→ **Exercise objective**: Pull out every line in the data that has the string "Volume" in it.

Source records below:

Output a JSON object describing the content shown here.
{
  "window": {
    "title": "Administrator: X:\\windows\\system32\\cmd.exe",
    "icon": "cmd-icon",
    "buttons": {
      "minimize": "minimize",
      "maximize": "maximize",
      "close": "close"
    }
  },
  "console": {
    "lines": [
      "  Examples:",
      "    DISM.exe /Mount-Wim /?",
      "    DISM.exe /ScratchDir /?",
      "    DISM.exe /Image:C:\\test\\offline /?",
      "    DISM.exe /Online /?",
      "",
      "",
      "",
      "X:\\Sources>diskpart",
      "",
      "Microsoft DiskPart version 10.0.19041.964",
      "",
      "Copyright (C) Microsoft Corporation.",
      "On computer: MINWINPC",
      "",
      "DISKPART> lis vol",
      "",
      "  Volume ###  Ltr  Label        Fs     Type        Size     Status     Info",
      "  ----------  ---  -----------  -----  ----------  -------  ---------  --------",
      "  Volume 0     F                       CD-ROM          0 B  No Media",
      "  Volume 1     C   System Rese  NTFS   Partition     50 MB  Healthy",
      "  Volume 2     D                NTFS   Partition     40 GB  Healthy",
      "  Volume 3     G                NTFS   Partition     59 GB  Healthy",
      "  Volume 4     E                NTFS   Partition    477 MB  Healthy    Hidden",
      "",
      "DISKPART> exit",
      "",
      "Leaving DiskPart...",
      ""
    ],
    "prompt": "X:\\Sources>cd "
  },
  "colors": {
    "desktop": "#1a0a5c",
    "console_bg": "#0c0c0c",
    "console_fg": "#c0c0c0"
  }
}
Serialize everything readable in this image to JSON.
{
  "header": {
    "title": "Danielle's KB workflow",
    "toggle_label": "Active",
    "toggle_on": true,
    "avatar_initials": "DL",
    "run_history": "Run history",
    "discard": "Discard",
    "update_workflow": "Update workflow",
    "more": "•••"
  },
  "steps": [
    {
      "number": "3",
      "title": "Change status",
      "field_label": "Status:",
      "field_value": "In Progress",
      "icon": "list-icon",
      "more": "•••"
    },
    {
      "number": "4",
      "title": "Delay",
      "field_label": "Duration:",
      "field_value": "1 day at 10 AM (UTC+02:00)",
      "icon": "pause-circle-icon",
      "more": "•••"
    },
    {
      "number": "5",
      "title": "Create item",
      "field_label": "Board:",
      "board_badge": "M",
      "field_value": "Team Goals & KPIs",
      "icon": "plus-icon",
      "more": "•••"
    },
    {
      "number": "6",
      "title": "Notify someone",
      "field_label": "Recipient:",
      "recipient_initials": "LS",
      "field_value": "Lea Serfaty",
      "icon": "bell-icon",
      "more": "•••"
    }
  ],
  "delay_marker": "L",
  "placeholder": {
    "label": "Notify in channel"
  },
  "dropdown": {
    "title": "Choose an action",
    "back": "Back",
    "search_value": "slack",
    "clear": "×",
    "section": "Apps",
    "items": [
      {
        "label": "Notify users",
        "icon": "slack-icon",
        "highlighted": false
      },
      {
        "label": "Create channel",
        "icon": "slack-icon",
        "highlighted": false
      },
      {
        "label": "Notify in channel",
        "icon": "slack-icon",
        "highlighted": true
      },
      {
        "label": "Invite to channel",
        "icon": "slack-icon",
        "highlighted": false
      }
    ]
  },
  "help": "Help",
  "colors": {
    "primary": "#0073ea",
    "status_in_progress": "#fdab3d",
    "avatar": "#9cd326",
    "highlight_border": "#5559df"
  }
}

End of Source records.

→ **Solution**:
      "  Volume ###  Ltr  Label        Fs     Type        Size     Status     Info",
      "  Volume 0     F                       CD-ROM          0 B  No Media",
      "  Volume 1     C   System Rese  NTFS   Partition     50 MB  Healthy",
      "  Volume 2     D                NTFS   Partition     40 GB  Healthy",
      "  Volume 3     G                NTFS   Partition     59 GB  Healthy",
      "  Volume 4     E                NTFS   Partition    477 MB  Healthy    Hidden",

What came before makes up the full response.